"Don't fail to do this, since you'll—" (IV.i.218)
I'm happy about that... Why, sweet Othello— (IV.i.227) (IV.i.231)
Maybe the letter upset him. I think they want him to go home and appoint Cassio governor in his place. (IV.i.224-226)
This Iago is extremely honest and good, and he knows a lot about human behavior. If it turns out that she really is running around on me, I'll send her away, even though it'll break my heart. Maybe because I'm black, and I don't have nice manners like courtiers do, or because I'm getting old. . . (III.iii.262-270)
I accept your devotion with my deepest love. I'll put you to the test right away. Within the next three days, I want to hear you tell me that Cassio's dead. (III.iii.476-480)
My friend Cassio is dead. It's done, because you request it. But let her live. (III.iii.481-482)

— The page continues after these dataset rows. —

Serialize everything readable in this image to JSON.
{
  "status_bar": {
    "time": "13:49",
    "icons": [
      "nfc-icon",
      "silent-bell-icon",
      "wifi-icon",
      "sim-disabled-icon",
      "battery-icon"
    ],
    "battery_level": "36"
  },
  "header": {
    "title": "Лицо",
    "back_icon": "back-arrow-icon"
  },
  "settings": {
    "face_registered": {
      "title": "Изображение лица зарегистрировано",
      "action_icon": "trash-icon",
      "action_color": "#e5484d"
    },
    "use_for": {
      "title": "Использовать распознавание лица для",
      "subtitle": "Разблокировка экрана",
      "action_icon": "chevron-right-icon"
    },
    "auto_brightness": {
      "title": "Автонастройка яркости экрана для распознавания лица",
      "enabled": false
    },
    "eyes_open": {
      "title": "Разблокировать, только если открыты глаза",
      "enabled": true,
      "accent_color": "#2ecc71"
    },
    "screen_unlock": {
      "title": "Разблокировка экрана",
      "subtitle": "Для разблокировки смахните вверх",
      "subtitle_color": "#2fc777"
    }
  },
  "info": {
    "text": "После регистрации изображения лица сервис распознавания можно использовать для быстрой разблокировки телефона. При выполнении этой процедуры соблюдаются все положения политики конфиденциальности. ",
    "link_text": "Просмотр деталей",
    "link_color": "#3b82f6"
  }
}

This scene, where Othello receives a letter from Lodovico saying he will be replaced by Cassio for the governor position, impacts the drama because it demonstrates Othello's desire of maintaining his reputation and his hate for Cassio. Othello is also shown to be violent with Desdemona, which indicates his change of behavior. This problem is an external conflict (person vs person), as the Venetian government is ordering Othello to go home and Cassio to take his place as governor, The letter caused Othello to change and be violent to others, for example, his wife. Othello, as the general, for now, wants to both go against the orders and leave Cyprus; however, he must decide what he wants to do with his future.
Othello is most likely thinking of killing Cassio to maintain his position as the governor of Cyprus. Desdemona is wondering why Othello is angry at her and why he slapped her; she does not understand the reason. Lodovico, Desdemona's cousin, may also be thinking Othello is very different from what is told about him.
This scene demonstrates an internal conflict (person vs self) where Othello is doubting himself to be the man for Desdemona and whether they should actually be married despite their races. It impacts the drama by giving a reason for Othello to leave Desdemona and propelling Iago's scheme. A reason Othello thinks his wife if cheating on him is when Iago explains to Othello that the missing handkerchief Desdemona was unable to give to her husband was seen to be in Cassio's possession instead, which caused Othello to hate him. By doubting how suitable a husband he is, Othello may be leaving his wife sooner than expected. In addition, Iago's scheme includes making Othello leave Desdemona and trust the villain more instead of her.
Othello is wondering whether he should be the right husband for Desdemona, as he notices the differences between himself and other courtiers who would have been better for her. He notices the contrasting race colors, the manners needed to be a man, and the age difference between him and Desdemona. Emilia and Desdemona enter the room after Othello finishes his soliloquy.
Othello is changing; he hates Cassio now because of the logical reasonings Iago gave to him. Iago is proud of his own actions, as his plan is going quite smoothly.
This scene, where Othello is "testing" Iago for the Lieutenant position by commanding him to kill Cassio within the next three days, demonstrates an external conflict (person vs person). It will propel the drama by propelling Iago's plan, and perhaps the loss of a character would affect the story in the future. Othello orders Iago to kill Cassio, which would be a win-win situation for them both; Othello would get to keep Desdemona to himself, and Iago would be Lieutenant without Cassio in the way to get back at him. However, in Act IV, Iago orders Roderigo to get his hands dirty instead of his own.